- What to do -
Reproduce each of the entries that follow, exactly.
_ _ _
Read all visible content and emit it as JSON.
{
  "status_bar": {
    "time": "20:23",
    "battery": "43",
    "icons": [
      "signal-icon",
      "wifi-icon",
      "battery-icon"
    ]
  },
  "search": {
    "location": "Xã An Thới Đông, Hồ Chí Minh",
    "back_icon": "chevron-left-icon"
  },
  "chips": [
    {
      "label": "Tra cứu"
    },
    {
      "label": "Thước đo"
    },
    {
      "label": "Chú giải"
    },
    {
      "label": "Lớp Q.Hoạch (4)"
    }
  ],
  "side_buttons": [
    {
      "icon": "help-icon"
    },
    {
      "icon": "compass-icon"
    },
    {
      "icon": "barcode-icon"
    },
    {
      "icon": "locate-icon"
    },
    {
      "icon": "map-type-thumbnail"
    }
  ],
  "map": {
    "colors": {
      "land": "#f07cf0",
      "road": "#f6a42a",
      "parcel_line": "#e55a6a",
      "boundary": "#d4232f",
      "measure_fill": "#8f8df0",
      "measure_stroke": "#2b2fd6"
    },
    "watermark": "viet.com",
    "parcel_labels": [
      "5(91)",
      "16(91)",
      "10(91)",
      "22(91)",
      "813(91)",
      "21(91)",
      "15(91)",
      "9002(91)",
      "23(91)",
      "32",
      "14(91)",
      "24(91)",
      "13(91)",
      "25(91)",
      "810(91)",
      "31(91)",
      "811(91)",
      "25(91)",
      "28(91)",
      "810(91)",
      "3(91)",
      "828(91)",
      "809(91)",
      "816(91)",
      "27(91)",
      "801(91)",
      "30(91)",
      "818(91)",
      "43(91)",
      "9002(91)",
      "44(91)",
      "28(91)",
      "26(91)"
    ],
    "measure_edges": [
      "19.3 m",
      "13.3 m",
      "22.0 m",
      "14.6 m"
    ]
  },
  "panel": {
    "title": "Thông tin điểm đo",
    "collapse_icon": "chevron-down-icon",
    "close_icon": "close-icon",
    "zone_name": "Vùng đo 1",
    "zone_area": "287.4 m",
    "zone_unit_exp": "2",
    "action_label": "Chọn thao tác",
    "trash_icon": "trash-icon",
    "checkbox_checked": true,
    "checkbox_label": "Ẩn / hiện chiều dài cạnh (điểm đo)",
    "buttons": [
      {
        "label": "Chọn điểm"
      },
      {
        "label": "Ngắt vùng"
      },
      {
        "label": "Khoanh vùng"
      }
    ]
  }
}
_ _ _
- The answer -
Read all visible content and emit it as JSON.
{
  "status_bar": {
    "time": "20:23",
    "battery": "43",
    "icons": [
      "signal-icon",
      "wifi-icon",
      "battery-icon"
    ]
  },
  "search": {
    "location": "Xã An Thới Đông, Hồ Chí Minh",
    "back_icon": "chevron-left-icon"
  },
  "chips": [
    {
      "label": "Tra cứu"
    },
    {
      "label": "Thước đo"
    },
    {
      "label": "Chú giải"
    },
    {
      "label": "Lớp Q.Hoạch (4)"
    }
  ],
  "side_buttons": [
    {
      "icon": "help-icon"
    },
    {
      "icon": "compass-icon"
    },
    {
      "icon": "barcode-icon"
    },
    {
      "icon": "locate-icon"
    },
    {
      "icon": "map-type-thumbnail"
    }
  ],
  "map": {
    "colors": {
      "land": "#f07cf0",
      "road": "#f6a42a",
      "parcel_line": "#e55a6a",
      "boundary": "#d4232f",
      "measure_fill": "#8f8df0",
      "measure_stroke": "#2b2fd6"
    },
    "watermark": "viet.com",
    "parcel_labels": [
      "5(91)",
      "16(91)",
      "10(91)",
      "22(91)",
      "813(91)",
      "21(91)",
      "15(91)",
      "9002(91)",
      "23(91)",
      "32",
      "14(91)",
      "24(91)",
      "13(91)",
      "25(91)",
      "810(91)",
      "31(91)",
      "811(91)",
      "25(91)",
      "28(91)",
      "810(91)",
      "3(91)",
      "828(91)",
      "809(91)",
      "816(91)",
      "27(91)",
      "801(91)",
      "30(91)",
      "818(91)",
      "43(91)",
      "9002(91)",
      "44(91)",
      "28(91)",
      "26(91)"
    ],
    "measure_edges": [
      "19.3 m",
      "13.3 m",
      "22.0 m",
      "14.6 m"
    ]
  },
  "panel": {
    "title": "Thông tin điểm đo",
    "collapse_icon": "chevron-down-icon",
    "close_icon": "close-icon",
    "zone_name": "Vùng đo 1",
    "zone_area": "287.4 m",
    "zone_unit_exp": "2",
    "action_label": "Chọn thao tác",
    "trash_icon": "trash-icon",
    "checkbox_checked": true,
    "checkbox_label": "Ẩn / hiện chiều dài cạnh (điểm đo)",
    "buttons": [
      {
        "label": "Chọn điểm"
      },
      {
        "label": "Ngắt vùng"
      },
      {
        "label": "Khoanh vùng"
      }
    ]
  }
}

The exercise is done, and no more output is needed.